RECORDS SHOWN Start Marker

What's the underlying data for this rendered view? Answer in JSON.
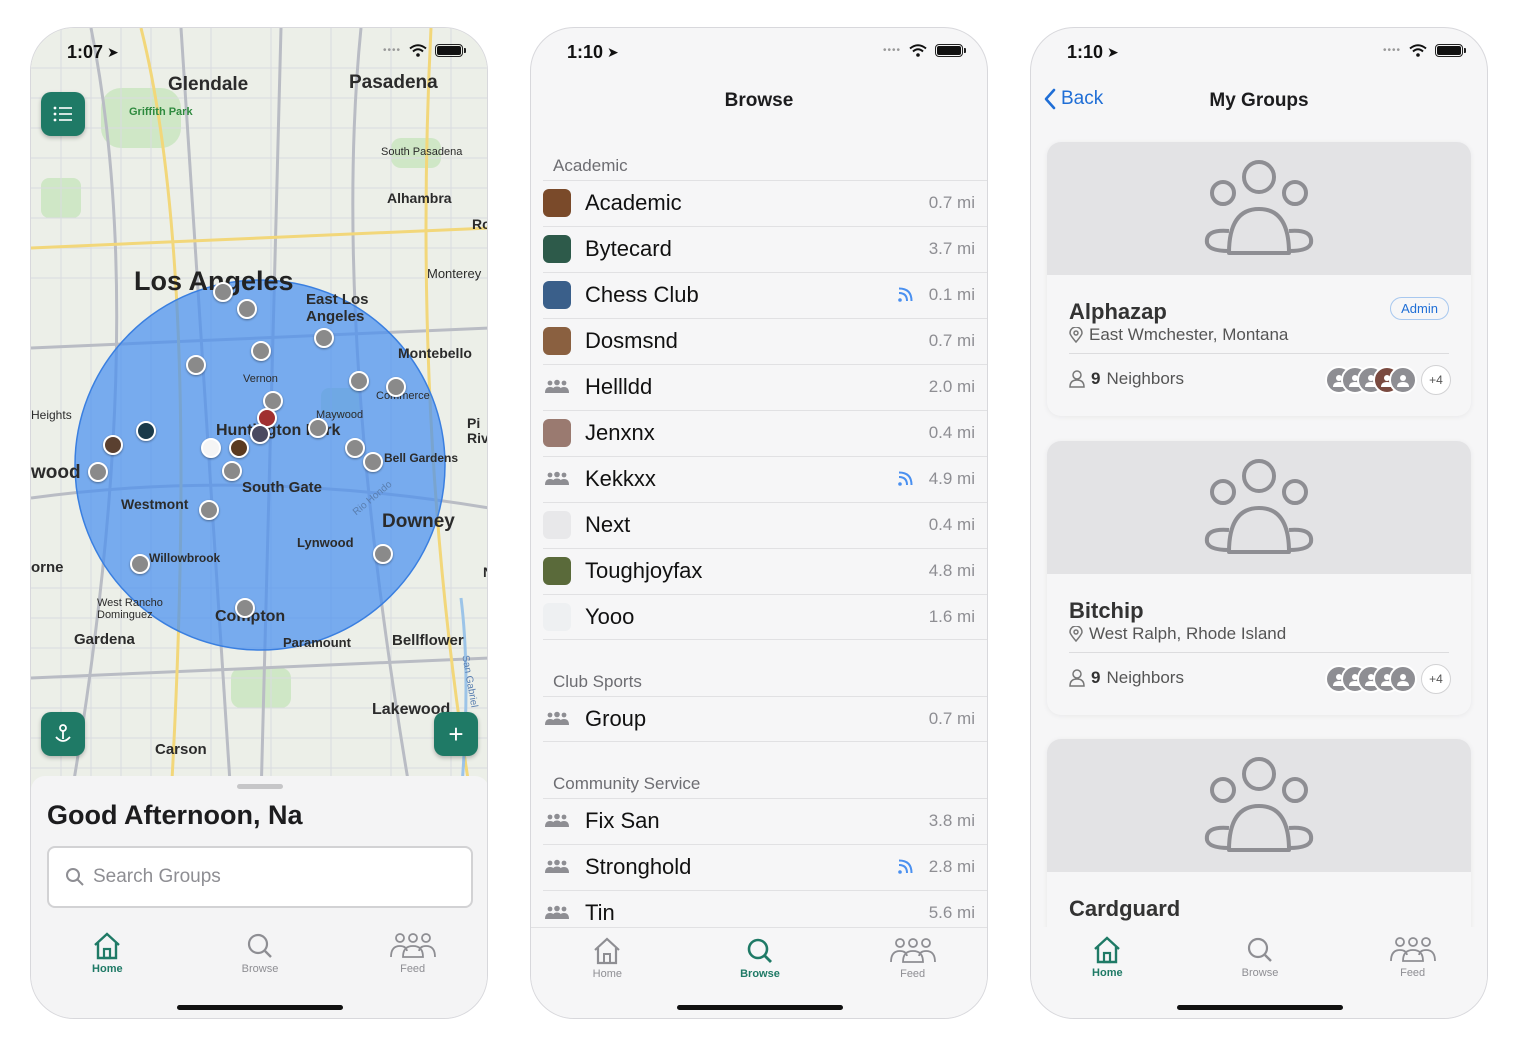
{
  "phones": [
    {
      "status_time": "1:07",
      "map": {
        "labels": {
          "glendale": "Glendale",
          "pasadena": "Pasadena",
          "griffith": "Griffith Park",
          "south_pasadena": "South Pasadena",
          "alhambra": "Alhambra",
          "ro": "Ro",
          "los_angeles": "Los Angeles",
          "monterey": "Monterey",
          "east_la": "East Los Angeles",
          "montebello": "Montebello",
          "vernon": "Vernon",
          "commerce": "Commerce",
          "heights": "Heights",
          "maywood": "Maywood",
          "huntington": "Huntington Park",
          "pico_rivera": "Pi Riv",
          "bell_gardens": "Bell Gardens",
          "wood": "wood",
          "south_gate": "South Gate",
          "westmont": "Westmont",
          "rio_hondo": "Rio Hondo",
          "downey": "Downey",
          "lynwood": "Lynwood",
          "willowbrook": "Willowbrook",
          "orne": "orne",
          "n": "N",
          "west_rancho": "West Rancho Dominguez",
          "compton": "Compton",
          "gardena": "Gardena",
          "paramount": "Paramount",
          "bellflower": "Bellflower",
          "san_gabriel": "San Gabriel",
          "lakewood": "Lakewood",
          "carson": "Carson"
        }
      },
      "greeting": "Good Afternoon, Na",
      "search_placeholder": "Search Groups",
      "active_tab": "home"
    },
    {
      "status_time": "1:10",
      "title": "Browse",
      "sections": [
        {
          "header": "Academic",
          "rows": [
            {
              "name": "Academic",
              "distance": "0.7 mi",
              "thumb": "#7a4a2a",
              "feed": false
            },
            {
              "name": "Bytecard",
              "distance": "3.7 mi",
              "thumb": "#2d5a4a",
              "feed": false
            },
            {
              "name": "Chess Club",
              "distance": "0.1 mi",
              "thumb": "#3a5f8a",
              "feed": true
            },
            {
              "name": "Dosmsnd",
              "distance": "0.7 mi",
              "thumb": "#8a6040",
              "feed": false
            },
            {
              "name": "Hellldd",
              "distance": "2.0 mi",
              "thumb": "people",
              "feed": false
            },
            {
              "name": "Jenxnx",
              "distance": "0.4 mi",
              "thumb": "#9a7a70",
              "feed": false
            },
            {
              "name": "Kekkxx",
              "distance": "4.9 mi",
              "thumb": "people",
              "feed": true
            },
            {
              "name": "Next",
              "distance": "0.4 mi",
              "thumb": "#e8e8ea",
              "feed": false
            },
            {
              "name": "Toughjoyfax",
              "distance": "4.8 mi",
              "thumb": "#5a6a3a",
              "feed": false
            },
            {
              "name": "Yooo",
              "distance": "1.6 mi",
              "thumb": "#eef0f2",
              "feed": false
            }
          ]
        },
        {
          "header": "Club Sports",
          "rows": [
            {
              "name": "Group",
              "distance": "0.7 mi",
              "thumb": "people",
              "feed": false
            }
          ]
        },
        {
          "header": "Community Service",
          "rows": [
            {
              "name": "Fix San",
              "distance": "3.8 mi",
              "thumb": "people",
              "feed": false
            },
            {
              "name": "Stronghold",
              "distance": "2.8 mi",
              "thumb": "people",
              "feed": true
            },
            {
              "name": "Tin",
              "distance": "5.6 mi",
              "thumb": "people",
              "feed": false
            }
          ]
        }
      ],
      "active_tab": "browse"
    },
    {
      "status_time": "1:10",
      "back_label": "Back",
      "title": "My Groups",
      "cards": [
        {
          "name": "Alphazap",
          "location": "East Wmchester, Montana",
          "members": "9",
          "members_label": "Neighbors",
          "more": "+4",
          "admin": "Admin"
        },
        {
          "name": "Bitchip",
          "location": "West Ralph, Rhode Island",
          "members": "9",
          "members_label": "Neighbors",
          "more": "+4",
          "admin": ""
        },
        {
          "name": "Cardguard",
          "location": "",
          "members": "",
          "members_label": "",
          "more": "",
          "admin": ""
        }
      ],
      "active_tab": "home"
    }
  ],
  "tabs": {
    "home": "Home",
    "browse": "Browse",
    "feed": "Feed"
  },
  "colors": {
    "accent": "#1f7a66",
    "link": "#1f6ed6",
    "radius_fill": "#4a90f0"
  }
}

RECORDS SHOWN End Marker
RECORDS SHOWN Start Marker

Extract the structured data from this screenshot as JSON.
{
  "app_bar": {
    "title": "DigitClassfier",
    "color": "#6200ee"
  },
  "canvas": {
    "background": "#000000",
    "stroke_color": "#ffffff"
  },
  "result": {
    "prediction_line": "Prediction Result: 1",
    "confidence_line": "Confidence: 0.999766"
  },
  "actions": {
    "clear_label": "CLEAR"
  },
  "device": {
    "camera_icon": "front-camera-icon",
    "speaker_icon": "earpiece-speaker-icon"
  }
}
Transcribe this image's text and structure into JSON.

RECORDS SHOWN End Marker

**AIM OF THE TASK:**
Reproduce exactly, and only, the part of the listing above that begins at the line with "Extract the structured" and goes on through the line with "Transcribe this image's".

**SOLUTION TO THIS TASK:**
Extract the structured data from this screenshot as JSON.
{
  "app_bar": {
    "title": "DigitClassfier",
    "color": "#6200ee"
  },
  "canvas": {
    "background": "#000000",
    "stroke_color": "#ffffff"
  },
  "result": {
    "prediction_line": "Prediction Result: 1",
    "confidence_line": "Confidence: 0.999766"
  },
  "actions": {
    "clear_label": "CLEAR"
  },
  "device": {
    "camera_icon": "front-camera-icon",
    "speaker_icon": "earpiece-speaker-icon"
  }
}
Transcribe this image's text and structure into JSON.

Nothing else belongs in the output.